The Valuation Office Agency is currently assessing almost 2m businesses across the country and the postponed rating list will become effective from 1 April 2017 based on values at 1 April 2015. Businesses will finally find out how the redistribution of the rates burden will affect them for the next five years. The current 2010 rating list framework is based on rental values in 2008, just before the great recession hit.

There will almost certainly be a reduction in liability for many businesses in areas outside of London and the south-east. However, it is unlikely that the winners will see levels of savings that might have been realised had the 2015 revaluation gone ahead. This would have been based upon 2013 rental values, well into the recession. The two year delay means that some properties will have seen a recovery in values in line with the economic revival. Some prime properties may even have regained the values they last saw at the height of 2008, which means that their rate liability may even rise.

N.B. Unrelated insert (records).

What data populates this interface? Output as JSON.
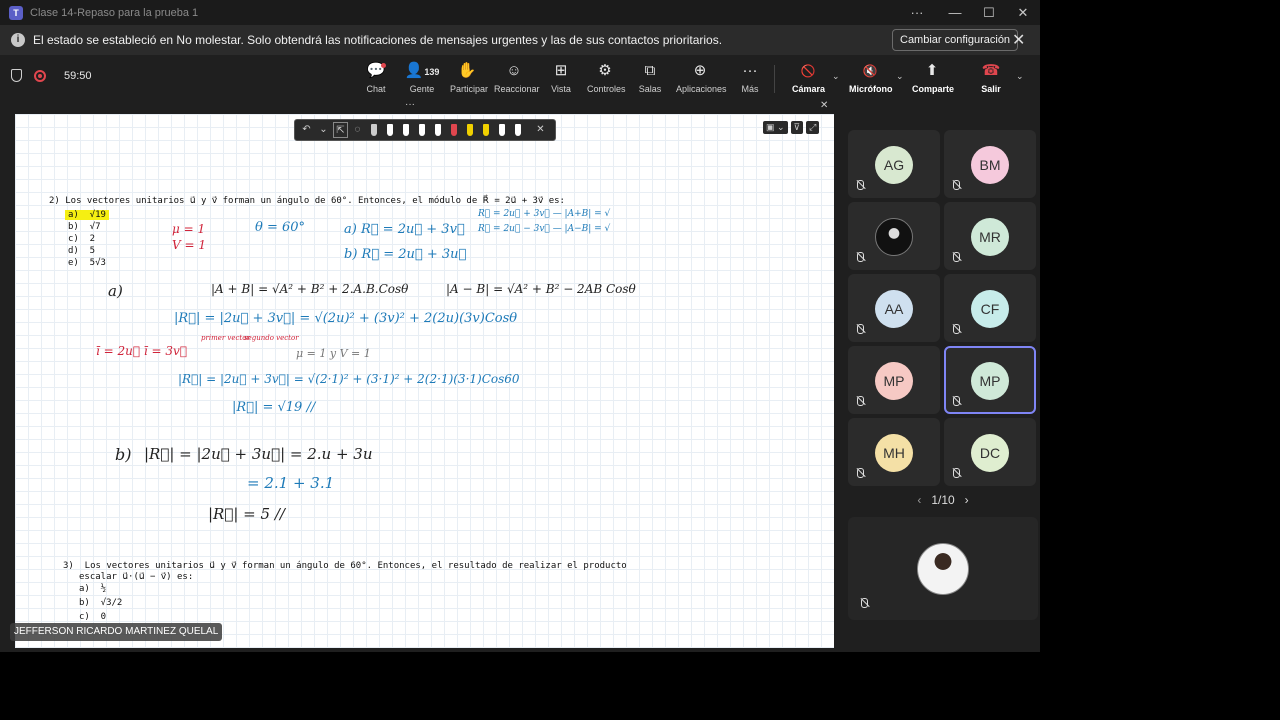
{
  "window": {
    "title": "Clase 14-Repaso para la prueba 1",
    "more": "···",
    "minimize": "—",
    "maximize": "☐",
    "close": "✕"
  },
  "banner": {
    "message": "El estado se estableció en No molestar. Solo obtendrá las notificaciones de mensajes urgentes y las de sus contactos prioritarios.",
    "button": "Cambiar configuración",
    "close": "✕"
  },
  "meeting": {
    "timer": "59:50"
  },
  "toolbar": {
    "chat": {
      "label": "Chat",
      "icon": "💬"
    },
    "people": {
      "label": "Gente",
      "count": "139",
      "icon": "👤"
    },
    "participate": {
      "label": "Participar",
      "icon": "✋"
    },
    "react": {
      "label": "Reaccionar",
      "icon": "☺"
    },
    "view": {
      "label": "Vista",
      "icon": "⊞"
    },
    "controls": {
      "label": "Controles",
      "icon": "⚙"
    },
    "rooms": {
      "label": "Salas",
      "icon": "⧉"
    },
    "apps": {
      "label": "Aplicaciones",
      "icon": "⊕"
    },
    "more": {
      "label": "Más",
      "icon": "···"
    },
    "camera": {
      "label": "Cámara",
      "icon": "🚫"
    },
    "mic": {
      "label": "Micrófono",
      "icon": "🔇"
    },
    "share": {
      "label": "Comparte",
      "icon": "⬆"
    },
    "leave": {
      "label": "Salir",
      "icon": "☎"
    }
  },
  "stage": {
    "top_dots": "···",
    "top_close": "✕",
    "ink_tools": [
      "↶",
      "⌄",
      "⇱",
      "◌"
    ],
    "pen_colors": [
      "#cccccc",
      "#ffffff",
      "#ffffff",
      "#ffffff",
      "#ffffff",
      "#e0464e",
      "#f0d000",
      "#f0d000",
      "#ffffff",
      "#ffffff"
    ],
    "ink_close": "✕",
    "right_tools": [
      "▣ ⌄",
      "⊽",
      "⤢"
    ],
    "doc": {
      "q2_stem": "2) Los vectores unitarios u⃗ y v⃗ forman un ángulo de 60°. Entonces, el módulo de R⃗ = 2u⃗ + 3v⃗ es:",
      "q2_options": [
        "a)  √19",
        "b)  √7",
        "c)  2",
        "d)  5",
        "e)  5√3"
      ],
      "q3_stem_1": "3)  Los vectores unitarios u⃗ y v⃗ forman un ángulo de 60°. Entonces, el resultado de realizar el producto",
      "q3_stem_2": "escalar u⃗·(u⃗ − v⃗) es:",
      "q3_options": [
        "a)  ½",
        "b)  √3/2",
        "c)  0"
      ]
    },
    "ink": {
      "mu": "μ = 1",
      "v": "V = 1",
      "theta": "θ = 60°",
      "a_part": "a)   R⃗ = 2u⃗ + 3v⃗",
      "b_part": "b)   R⃗ = 2u⃗ + 3u⃗",
      "side1": "R⃗ = 2u⃗ + 3v⃗  — |A+B| = √",
      "side2": "R⃗ = 2u⃗ − 3v⃗  — |A−B| = √",
      "a_label": "a)",
      "law_plus": "|A + B| = √A² + B² + 2.A.B.Cosθ",
      "law_minus": "|A − B| = √A² + B² − 2AB Cosθ",
      "step1": "|R⃗| = |2u⃗ + 3v⃗| = √(2u)² + (3v)² + 2(2u)(3v)Cosθ",
      "note1": "primer vector",
      "note2": "segundo vector",
      "red_eq": "ī = 2u⃗   ī = 3v⃗",
      "cond": "μ = 1  y  V = 1",
      "step2": "|R⃗| = |2u⃗ + 3v⃗| = √(2·1)² + (3·1)² + 2(2·1)(3·1)Cos60",
      "result": "|R⃗| = √19 //",
      "b_label": "b)",
      "b_step1": "|R⃗| = |2u⃗ + 3u⃗| =   2.u + 3u",
      "b_step2": "= 2.1 + 3.1",
      "b_result": "|R⃗| = 5 //"
    }
  },
  "presenter_name": "JEFFERSON RICARDO MARTINEZ QUELAL",
  "participants": [
    {
      "initials": "AG",
      "color": "#d8e8d0"
    },
    {
      "initials": "BM",
      "color": "#f5c9dc"
    },
    {
      "initials": "",
      "color": "#2a2a2a"
    },
    {
      "initials": "MR",
      "color": "#cfe9d8"
    },
    {
      "initials": "AA",
      "color": "#cfe0ef"
    },
    {
      "initials": "CF",
      "color": "#c7ecea"
    },
    {
      "initials": "MP",
      "color": "#f6c9c4"
    },
    {
      "initials": "MP",
      "color": "#cfe9d8"
    },
    {
      "initials": "MH",
      "color": "#f4e0a6"
    },
    {
      "initials": "DC",
      "color": "#dfeed0"
    }
  ],
  "pager": {
    "prev": "‹",
    "label": "1/10",
    "next": "›"
  }
}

The retail sector has been the worst hit from the deferred revaluation date and many pitches have seen business rates overtake rents, which have fallen by as much as 50% while rates rise annually in line with the RPI. Although some historic market towns have held firm, most Welsh high streets have suffered badly, hit by a substantial decline in what were formerly prime pitches, exacerbated by empty units and competition from online retailers deterring shoppers.

It is possible the new list could see rate liabilities on these high streets drop by up to 20%. Shopping centres away from prime destination locations have also suffered and may see 10-14% reductions. High streets in parts of England such as the south-west, the Midlands and the north haven't fared much better than Wales, and liabilities in secondary and provincial towns may decrease by around 13%. A knock-on impact on retail warehouses may be reflected by reductions in liabilities, although parts of England have fared better. The office sector presents a different picture having enjoyed a stronger recovery and although some downward adjustments are likely, hot spots will see increases.

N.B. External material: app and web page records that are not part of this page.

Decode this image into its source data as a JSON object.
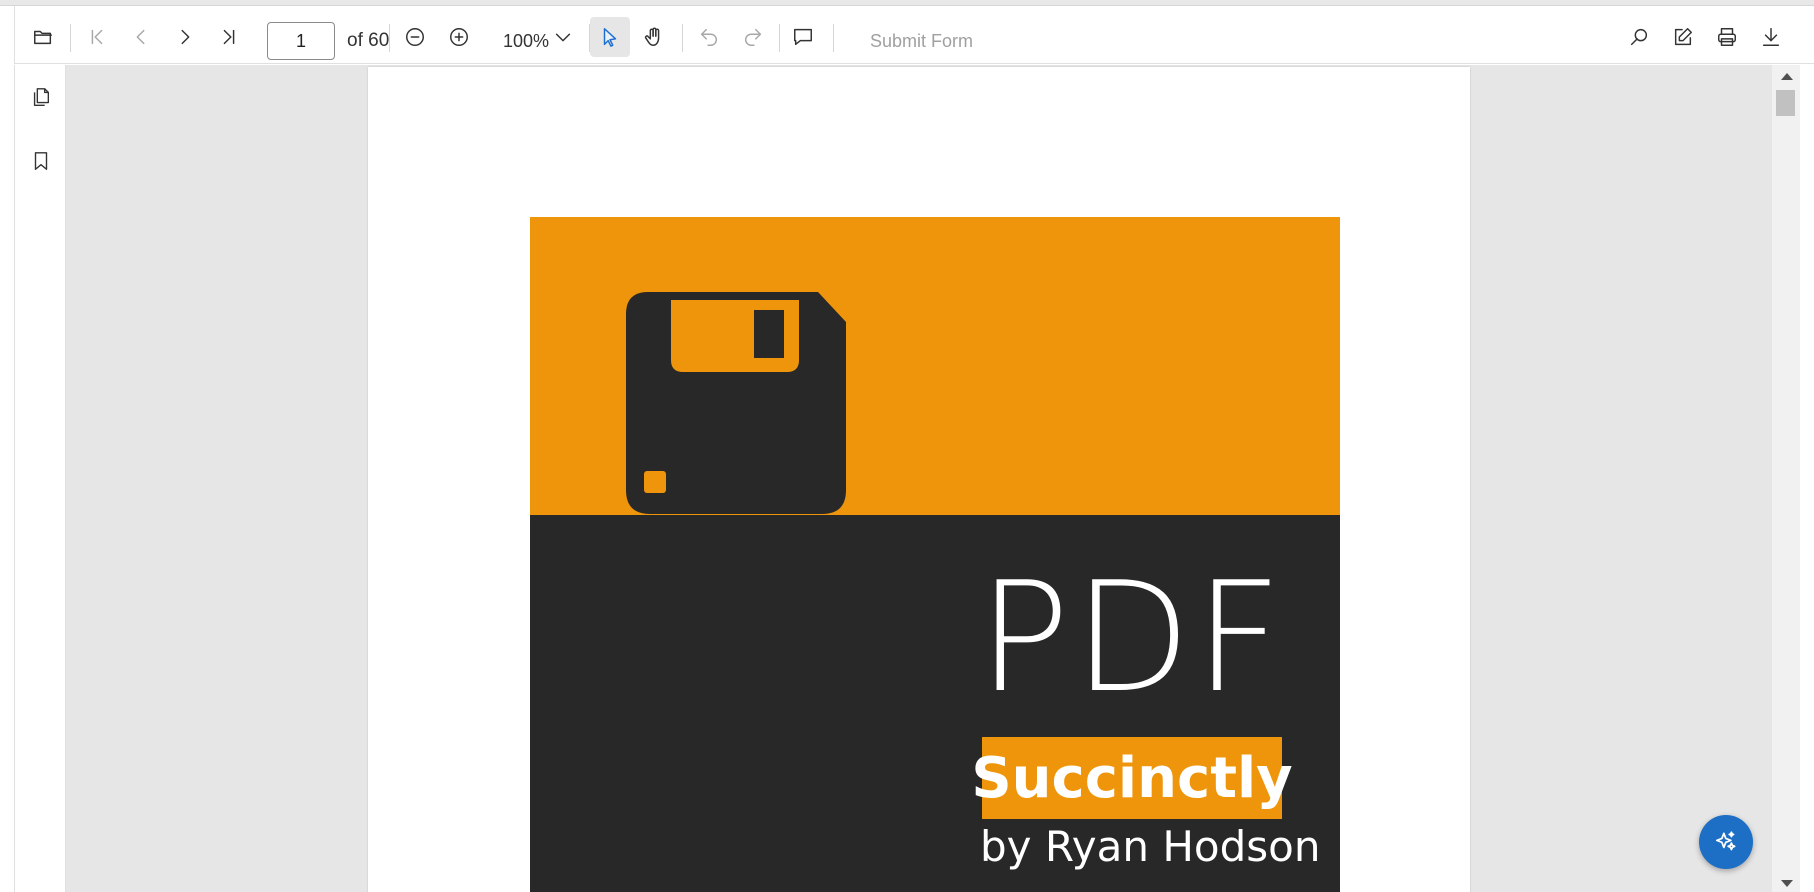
{
  "toolbar": {
    "open_icon": "folder-open-icon",
    "first_page_icon": "first-page-icon",
    "prev_page_icon": "chevron-left-icon",
    "next_page_icon": "chevron-right-icon",
    "last_page_icon": "last-page-icon",
    "current_page": "1",
    "page_count_label": "of 60",
    "zoom_out_icon": "zoom-out-icon",
    "zoom_in_icon": "zoom-in-icon",
    "zoom_level": "100%",
    "zoom_dropdown_icon": "chevron-down-icon",
    "selection_tool_icon": "cursor-icon",
    "pan_tool_icon": "hand-icon",
    "undo_icon": "undo-icon",
    "redo_icon": "redo-icon",
    "comment_icon": "comment-icon",
    "submit_form_label": "Submit Form",
    "search_icon": "search-icon",
    "edit_icon": "edit-icon",
    "print_icon": "print-icon",
    "download_icon": "download-icon"
  },
  "sidebar": {
    "items": [
      {
        "icon": "page-thumbnails-icon"
      },
      {
        "icon": "bookmark-icon"
      }
    ]
  },
  "document": {
    "cover_title": "PDF",
    "cover_subtitle": "Succinctly",
    "cover_author": "by Ryan Hodson",
    "cover_icon": "floppy-disk-icon",
    "colors": {
      "orange": "#ef950c",
      "dark": "#282828"
    }
  },
  "ai_assist": {
    "icon": "sparkle-icon",
    "color": "#1d6fc5"
  }
}
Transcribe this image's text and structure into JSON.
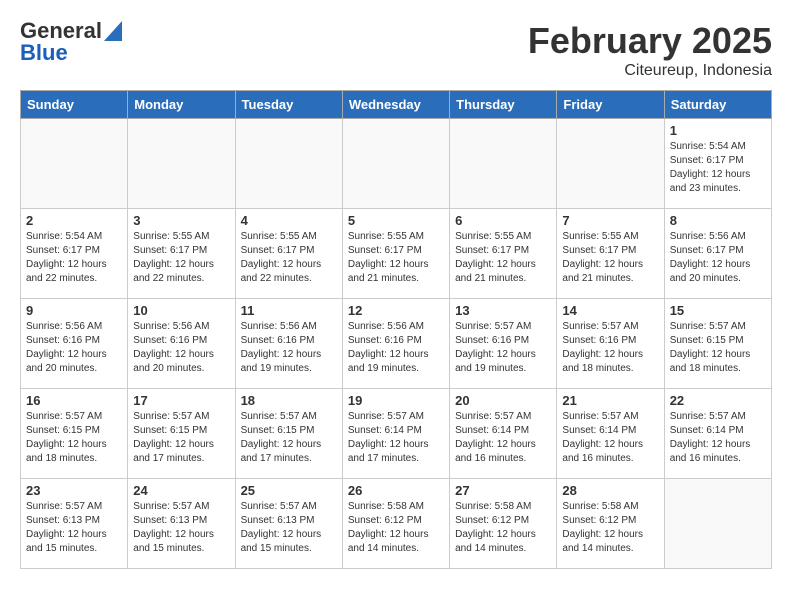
{
  "header": {
    "logo_general": "General",
    "logo_blue": "Blue",
    "month_title": "February 2025",
    "location": "Citeureup, Indonesia"
  },
  "weekdays": [
    "Sunday",
    "Monday",
    "Tuesday",
    "Wednesday",
    "Thursday",
    "Friday",
    "Saturday"
  ],
  "weeks": [
    [
      {
        "day": "",
        "info": ""
      },
      {
        "day": "",
        "info": ""
      },
      {
        "day": "",
        "info": ""
      },
      {
        "day": "",
        "info": ""
      },
      {
        "day": "",
        "info": ""
      },
      {
        "day": "",
        "info": ""
      },
      {
        "day": "1",
        "info": "Sunrise: 5:54 AM\nSunset: 6:17 PM\nDaylight: 12 hours\nand 23 minutes."
      }
    ],
    [
      {
        "day": "2",
        "info": "Sunrise: 5:54 AM\nSunset: 6:17 PM\nDaylight: 12 hours\nand 22 minutes."
      },
      {
        "day": "3",
        "info": "Sunrise: 5:55 AM\nSunset: 6:17 PM\nDaylight: 12 hours\nand 22 minutes."
      },
      {
        "day": "4",
        "info": "Sunrise: 5:55 AM\nSunset: 6:17 PM\nDaylight: 12 hours\nand 22 minutes."
      },
      {
        "day": "5",
        "info": "Sunrise: 5:55 AM\nSunset: 6:17 PM\nDaylight: 12 hours\nand 21 minutes."
      },
      {
        "day": "6",
        "info": "Sunrise: 5:55 AM\nSunset: 6:17 PM\nDaylight: 12 hours\nand 21 minutes."
      },
      {
        "day": "7",
        "info": "Sunrise: 5:55 AM\nSunset: 6:17 PM\nDaylight: 12 hours\nand 21 minutes."
      },
      {
        "day": "8",
        "info": "Sunrise: 5:56 AM\nSunset: 6:17 PM\nDaylight: 12 hours\nand 20 minutes."
      }
    ],
    [
      {
        "day": "9",
        "info": "Sunrise: 5:56 AM\nSunset: 6:16 PM\nDaylight: 12 hours\nand 20 minutes."
      },
      {
        "day": "10",
        "info": "Sunrise: 5:56 AM\nSunset: 6:16 PM\nDaylight: 12 hours\nand 20 minutes."
      },
      {
        "day": "11",
        "info": "Sunrise: 5:56 AM\nSunset: 6:16 PM\nDaylight: 12 hours\nand 19 minutes."
      },
      {
        "day": "12",
        "info": "Sunrise: 5:56 AM\nSunset: 6:16 PM\nDaylight: 12 hours\nand 19 minutes."
      },
      {
        "day": "13",
        "info": "Sunrise: 5:57 AM\nSunset: 6:16 PM\nDaylight: 12 hours\nand 19 minutes."
      },
      {
        "day": "14",
        "info": "Sunrise: 5:57 AM\nSunset: 6:16 PM\nDaylight: 12 hours\nand 18 minutes."
      },
      {
        "day": "15",
        "info": "Sunrise: 5:57 AM\nSunset: 6:15 PM\nDaylight: 12 hours\nand 18 minutes."
      }
    ],
    [
      {
        "day": "16",
        "info": "Sunrise: 5:57 AM\nSunset: 6:15 PM\nDaylight: 12 hours\nand 18 minutes."
      },
      {
        "day": "17",
        "info": "Sunrise: 5:57 AM\nSunset: 6:15 PM\nDaylight: 12 hours\nand 17 minutes."
      },
      {
        "day": "18",
        "info": "Sunrise: 5:57 AM\nSunset: 6:15 PM\nDaylight: 12 hours\nand 17 minutes."
      },
      {
        "day": "19",
        "info": "Sunrise: 5:57 AM\nSunset: 6:14 PM\nDaylight: 12 hours\nand 17 minutes."
      },
      {
        "day": "20",
        "info": "Sunrise: 5:57 AM\nSunset: 6:14 PM\nDaylight: 12 hours\nand 16 minutes."
      },
      {
        "day": "21",
        "info": "Sunrise: 5:57 AM\nSunset: 6:14 PM\nDaylight: 12 hours\nand 16 minutes."
      },
      {
        "day": "22",
        "info": "Sunrise: 5:57 AM\nSunset: 6:14 PM\nDaylight: 12 hours\nand 16 minutes."
      }
    ],
    [
      {
        "day": "23",
        "info": "Sunrise: 5:57 AM\nSunset: 6:13 PM\nDaylight: 12 hours\nand 15 minutes."
      },
      {
        "day": "24",
        "info": "Sunrise: 5:57 AM\nSunset: 6:13 PM\nDaylight: 12 hours\nand 15 minutes."
      },
      {
        "day": "25",
        "info": "Sunrise: 5:57 AM\nSunset: 6:13 PM\nDaylight: 12 hours\nand 15 minutes."
      },
      {
        "day": "26",
        "info": "Sunrise: 5:58 AM\nSunset: 6:12 PM\nDaylight: 12 hours\nand 14 minutes."
      },
      {
        "day": "27",
        "info": "Sunrise: 5:58 AM\nSunset: 6:12 PM\nDaylight: 12 hours\nand 14 minutes."
      },
      {
        "day": "28",
        "info": "Sunrise: 5:58 AM\nSunset: 6:12 PM\nDaylight: 12 hours\nand 14 minutes."
      },
      {
        "day": "",
        "info": ""
      }
    ]
  ]
}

Ultimately individual liabilities will be determined by a combination of the rateable value and the multiplier. The multiplier will increase if total rateable values decrease as a result of the revaluation, in order to maintain revenue. As always there will be winners and losers. As a member of the RICS National Rating and Local Taxation Policy Panel and the Welsh Ratepayers Forum I have been lobbying for more regular revaluations to reflect movements in property values and maintain a fairer tax base - particularly poignant during recession. We would, over time, like to see a move to bi-annual or even annual valuations. In the meantime, we hope that the 2017 list will help to redress the imbalance between rent and rates so that high street retailers and other adversely affected businesses do not carry an excessive burden any longer. 

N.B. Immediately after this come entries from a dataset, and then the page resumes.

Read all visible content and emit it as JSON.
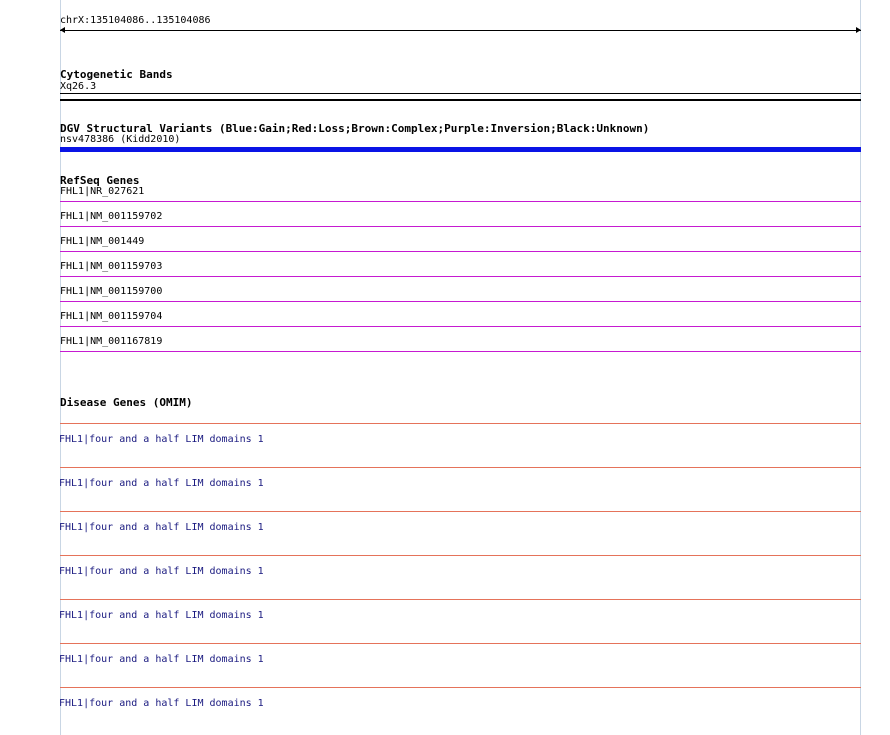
{
  "colors": {
    "frame": "#c9d6e4",
    "dgv_bar": "#0a14e6",
    "refseq": "#c61ad1",
    "omim": "#e5735a",
    "omim_text": "#1a1a80"
  },
  "ruler": {
    "label": "chrX:135104086..135104086"
  },
  "cytobands": {
    "title": "Cytogenetic Bands",
    "band": "Xq26.3"
  },
  "dgv": {
    "title": "DGV Structural Variants (Blue:Gain;Red:Loss;Brown:Complex;Purple:Inversion;Black:Unknown)",
    "feature": "nsv478386 (Kidd2010)"
  },
  "refseq": {
    "title": "RefSeq Genes",
    "features": [
      "FHL1|NR_027621",
      "FHL1|NM_001159702",
      "FHL1|NM_001449",
      "FHL1|NM_001159703",
      "FHL1|NM_001159700",
      "FHL1|NM_001159704",
      "FHL1|NM_001167819"
    ]
  },
  "omim": {
    "title": "Disease Genes (OMIM)",
    "features": [
      "FHL1|four and a half LIM domains 1",
      "FHL1|four and a half LIM domains 1",
      "FHL1|four and a half LIM domains 1",
      "FHL1|four and a half LIM domains 1",
      "FHL1|four and a half LIM domains 1",
      "FHL1|four and a half LIM domains 1",
      "FHL1|four and a half LIM domains 1"
    ]
  }
}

If you require further details please contact me or my colleagues, Jane Shankland or Huw Jones